_What you are asked to do_
Would you give the number of lines in the entries that contain the word "JSON"? Nothing else is needed.

Content starts

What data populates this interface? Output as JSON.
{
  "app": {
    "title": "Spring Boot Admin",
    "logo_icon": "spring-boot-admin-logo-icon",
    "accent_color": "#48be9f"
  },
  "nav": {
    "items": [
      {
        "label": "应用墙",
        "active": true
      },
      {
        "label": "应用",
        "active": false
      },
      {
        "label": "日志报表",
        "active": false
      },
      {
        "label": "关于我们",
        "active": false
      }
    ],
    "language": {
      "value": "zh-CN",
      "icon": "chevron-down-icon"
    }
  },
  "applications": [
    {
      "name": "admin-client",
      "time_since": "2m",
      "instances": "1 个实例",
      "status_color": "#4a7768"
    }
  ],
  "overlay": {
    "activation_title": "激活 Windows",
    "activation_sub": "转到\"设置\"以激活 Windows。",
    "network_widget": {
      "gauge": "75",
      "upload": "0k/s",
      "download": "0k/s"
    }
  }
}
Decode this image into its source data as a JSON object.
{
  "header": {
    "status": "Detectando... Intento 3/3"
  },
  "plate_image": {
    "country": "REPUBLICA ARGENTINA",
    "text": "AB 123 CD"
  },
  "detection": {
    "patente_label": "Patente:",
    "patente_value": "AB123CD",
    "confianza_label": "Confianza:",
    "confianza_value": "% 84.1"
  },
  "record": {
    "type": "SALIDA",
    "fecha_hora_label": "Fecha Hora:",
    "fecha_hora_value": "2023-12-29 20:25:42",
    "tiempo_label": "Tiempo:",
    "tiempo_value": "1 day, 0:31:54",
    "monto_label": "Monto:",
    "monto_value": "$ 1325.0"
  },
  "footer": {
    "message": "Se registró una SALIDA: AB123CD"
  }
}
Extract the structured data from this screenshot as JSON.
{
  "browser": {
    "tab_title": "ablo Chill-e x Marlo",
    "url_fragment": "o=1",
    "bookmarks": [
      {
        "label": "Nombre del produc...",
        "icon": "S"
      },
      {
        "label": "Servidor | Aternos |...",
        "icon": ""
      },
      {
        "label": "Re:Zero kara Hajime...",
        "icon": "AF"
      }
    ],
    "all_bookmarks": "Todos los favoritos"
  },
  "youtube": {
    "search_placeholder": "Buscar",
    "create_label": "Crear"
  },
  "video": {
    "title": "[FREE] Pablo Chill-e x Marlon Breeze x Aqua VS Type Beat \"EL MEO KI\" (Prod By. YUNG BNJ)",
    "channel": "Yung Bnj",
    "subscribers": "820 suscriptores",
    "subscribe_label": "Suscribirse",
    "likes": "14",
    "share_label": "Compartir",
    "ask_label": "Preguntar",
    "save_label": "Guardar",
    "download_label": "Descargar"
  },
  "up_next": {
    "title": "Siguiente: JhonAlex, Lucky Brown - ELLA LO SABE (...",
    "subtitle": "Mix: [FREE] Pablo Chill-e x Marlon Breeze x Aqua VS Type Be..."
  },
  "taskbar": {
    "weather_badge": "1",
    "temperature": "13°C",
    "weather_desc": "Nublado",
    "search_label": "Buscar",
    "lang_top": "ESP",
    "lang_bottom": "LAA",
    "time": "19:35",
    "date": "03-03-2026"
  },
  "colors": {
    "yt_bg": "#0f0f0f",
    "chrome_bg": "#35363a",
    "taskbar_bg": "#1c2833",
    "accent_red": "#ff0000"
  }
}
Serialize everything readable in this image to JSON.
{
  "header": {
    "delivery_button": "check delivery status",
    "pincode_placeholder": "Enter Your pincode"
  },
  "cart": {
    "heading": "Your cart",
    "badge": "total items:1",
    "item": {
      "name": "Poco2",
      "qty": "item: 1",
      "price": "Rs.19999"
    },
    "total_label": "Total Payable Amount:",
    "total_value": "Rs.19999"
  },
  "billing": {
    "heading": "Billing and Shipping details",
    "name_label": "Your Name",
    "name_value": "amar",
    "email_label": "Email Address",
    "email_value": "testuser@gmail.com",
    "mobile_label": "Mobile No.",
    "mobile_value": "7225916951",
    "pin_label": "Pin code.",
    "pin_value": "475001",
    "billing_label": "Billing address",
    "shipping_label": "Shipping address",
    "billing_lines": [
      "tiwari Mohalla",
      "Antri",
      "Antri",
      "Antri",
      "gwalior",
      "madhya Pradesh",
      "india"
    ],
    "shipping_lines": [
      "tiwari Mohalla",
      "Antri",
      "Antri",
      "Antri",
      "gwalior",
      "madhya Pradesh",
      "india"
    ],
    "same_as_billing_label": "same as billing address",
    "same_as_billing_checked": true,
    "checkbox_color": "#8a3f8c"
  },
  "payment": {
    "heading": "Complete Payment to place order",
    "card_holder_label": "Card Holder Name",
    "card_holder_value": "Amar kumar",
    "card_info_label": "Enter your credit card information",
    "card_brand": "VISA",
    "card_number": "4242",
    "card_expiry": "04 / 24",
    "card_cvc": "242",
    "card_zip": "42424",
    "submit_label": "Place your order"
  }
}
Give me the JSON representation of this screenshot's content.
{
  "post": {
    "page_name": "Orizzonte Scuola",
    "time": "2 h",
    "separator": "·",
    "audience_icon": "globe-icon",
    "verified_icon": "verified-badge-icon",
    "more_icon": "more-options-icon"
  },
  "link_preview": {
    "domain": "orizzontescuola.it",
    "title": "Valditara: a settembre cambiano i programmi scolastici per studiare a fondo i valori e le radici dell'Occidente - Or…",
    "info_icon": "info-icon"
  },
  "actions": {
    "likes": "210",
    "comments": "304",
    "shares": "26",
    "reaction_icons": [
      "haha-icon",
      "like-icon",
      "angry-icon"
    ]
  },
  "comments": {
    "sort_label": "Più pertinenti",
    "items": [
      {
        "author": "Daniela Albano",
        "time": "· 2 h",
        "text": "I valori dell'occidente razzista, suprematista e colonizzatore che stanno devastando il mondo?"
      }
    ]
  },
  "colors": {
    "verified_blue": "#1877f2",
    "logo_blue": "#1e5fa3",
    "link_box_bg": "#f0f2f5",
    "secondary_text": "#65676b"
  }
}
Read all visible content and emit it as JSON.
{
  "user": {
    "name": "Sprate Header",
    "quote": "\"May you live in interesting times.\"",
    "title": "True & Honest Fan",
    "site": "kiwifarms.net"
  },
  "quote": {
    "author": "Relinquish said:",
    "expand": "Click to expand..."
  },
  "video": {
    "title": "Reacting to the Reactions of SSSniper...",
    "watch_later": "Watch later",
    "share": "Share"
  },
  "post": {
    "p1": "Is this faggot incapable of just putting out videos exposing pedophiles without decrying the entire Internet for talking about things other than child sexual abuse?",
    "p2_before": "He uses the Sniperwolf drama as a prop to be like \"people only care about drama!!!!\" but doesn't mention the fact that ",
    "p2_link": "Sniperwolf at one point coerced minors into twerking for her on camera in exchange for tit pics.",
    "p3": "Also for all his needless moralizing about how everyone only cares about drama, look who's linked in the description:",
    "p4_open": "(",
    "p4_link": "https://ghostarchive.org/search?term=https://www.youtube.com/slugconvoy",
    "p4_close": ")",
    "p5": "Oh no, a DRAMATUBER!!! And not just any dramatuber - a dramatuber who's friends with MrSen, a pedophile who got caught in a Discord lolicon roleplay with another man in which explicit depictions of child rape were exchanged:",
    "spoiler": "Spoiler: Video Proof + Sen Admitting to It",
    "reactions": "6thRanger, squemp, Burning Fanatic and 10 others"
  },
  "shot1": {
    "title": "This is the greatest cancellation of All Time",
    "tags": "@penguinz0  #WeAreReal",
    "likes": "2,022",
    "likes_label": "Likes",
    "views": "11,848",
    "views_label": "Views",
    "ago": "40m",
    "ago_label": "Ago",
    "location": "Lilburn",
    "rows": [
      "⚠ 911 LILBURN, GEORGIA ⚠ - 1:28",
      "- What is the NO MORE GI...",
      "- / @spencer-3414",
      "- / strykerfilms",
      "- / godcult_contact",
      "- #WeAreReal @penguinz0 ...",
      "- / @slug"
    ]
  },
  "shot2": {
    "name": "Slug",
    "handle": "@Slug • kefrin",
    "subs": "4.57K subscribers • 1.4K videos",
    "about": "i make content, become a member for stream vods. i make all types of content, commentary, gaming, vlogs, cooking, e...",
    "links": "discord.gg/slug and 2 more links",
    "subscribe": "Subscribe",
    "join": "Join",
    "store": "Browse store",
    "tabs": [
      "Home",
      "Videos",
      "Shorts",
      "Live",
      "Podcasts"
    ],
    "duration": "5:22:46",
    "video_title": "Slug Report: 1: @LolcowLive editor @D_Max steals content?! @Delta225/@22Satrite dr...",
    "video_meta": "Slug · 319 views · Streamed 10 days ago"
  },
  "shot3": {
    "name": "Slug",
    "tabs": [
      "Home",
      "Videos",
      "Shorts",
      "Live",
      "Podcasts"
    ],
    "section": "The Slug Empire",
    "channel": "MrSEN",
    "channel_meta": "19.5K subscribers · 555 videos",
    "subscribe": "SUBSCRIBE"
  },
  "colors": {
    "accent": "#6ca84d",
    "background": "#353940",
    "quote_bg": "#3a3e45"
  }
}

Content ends

_Exercise output_
6